* Article titles in AMA citation format should be in sentence-case

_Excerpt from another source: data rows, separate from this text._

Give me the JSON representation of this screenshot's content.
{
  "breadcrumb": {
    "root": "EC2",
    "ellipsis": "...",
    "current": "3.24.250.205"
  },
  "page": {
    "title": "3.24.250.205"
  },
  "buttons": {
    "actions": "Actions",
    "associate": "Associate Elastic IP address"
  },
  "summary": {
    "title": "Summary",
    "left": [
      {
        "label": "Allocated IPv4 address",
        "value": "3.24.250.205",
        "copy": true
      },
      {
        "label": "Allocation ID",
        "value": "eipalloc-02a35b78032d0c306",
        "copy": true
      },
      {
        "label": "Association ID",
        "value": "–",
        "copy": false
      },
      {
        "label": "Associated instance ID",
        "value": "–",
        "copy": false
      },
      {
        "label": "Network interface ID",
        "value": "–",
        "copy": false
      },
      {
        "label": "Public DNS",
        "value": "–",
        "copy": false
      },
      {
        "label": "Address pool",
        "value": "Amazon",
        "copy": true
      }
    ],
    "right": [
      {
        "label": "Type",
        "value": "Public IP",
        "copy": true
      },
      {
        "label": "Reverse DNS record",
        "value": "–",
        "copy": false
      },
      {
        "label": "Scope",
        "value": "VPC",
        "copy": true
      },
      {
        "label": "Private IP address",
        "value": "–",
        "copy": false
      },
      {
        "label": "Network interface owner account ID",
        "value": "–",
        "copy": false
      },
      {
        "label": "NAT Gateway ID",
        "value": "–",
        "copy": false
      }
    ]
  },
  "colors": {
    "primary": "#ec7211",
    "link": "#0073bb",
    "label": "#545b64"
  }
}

TY - JOUR T1 - Properties of p-hydroxybenzoate hydroxylase when stabilized in its open conformation. AU - Cole,Lindsay J, AU - Entsch,Barrie, AU - Ortiz-Maldonado,Mariliz, AU - Ballou,David P, PY - 2005/11/9/pubmed PY - 2006/1/5/medline PY - 2005/11/9/entrez SP - 14807 EP - 17 JF - Biochemistry JO - Biochemistry VL - 44 IS - 45 N2 - p-Hydroxybenzoate hydroxylase is extensively studied as a model for single-component flavoprotein monooxygenases. It catalyzes a reaction in two parts: (1) reduction of the FAD in the enzyme by NADPH in response to binding of p-hydroxybenzoate to the enzyme and (2) oxidation of reduced FAD with oxygen in an environment free from solvent to form a hydroperoxide, which then reacts with p-hydroxybenzoate to form an oxygenated product. These different reactions are coordinated through conformational rearrangements of the protein and the isoalloxazine ring during catalysis. Until recently, it has not been clear how p-hydroxybenzoate gains access to the buried active site. In 2002, a structure of a mutant form of the enzyme without substrate was published that showed an open conformation with solvent access to the active site [Wang, J., Ortiz-Maldonado, M., Entsch, B., Massey, V., Ballou, D., and Gatti, D. L. (2002) Proc. Natl. Acad. Sci. U.S.A. 99, 608-613]. The wild-type enzyme does not form high-resolution crystals without substrate. We hypothesized that the wild-type enzyme without substrate also forms an open conformation for binding p-hydroxybenzoate, but only transiently. To test this idea, we have studied the properties of two different mutant forms of the enzyme that are stabilized in the open conformation. These mutant enzymes bind p-hydroxybenzoate very fast, but with very low affinity, as expected from the open structure. The mutant enzymes are extremely inactive, but are capable of slowly forming small amounts of product by the normal catalytic pathway. The lack of activity results from the failure of the mutants to readily form the out conformation required for flavin reduction by NADPH. The mutants form a large fraction of an abnormal conformation of the reduced enzyme with p-hydroxybenzoate bound. This conformation of the enzyme is unreactive with oxygen. We conclude that transient formation of this open conformation is the mechanism for sequestering p-hydroxybenzoate to initiate catalysis. This overall study emphasizes the role that protein dynamics can play in enzymatic catalysis. SN - 0006-2960 UR - https://www.unboundmedicine.com/medline/citation/16274228/Properties_of_p_hydroxybenzoate_hydroxylase_when_stabilized_in_its_open_conformation_ L2 - https://doi.org/10.1021/bi0512142 DB - PRIME DP - Unbound Medicine ER -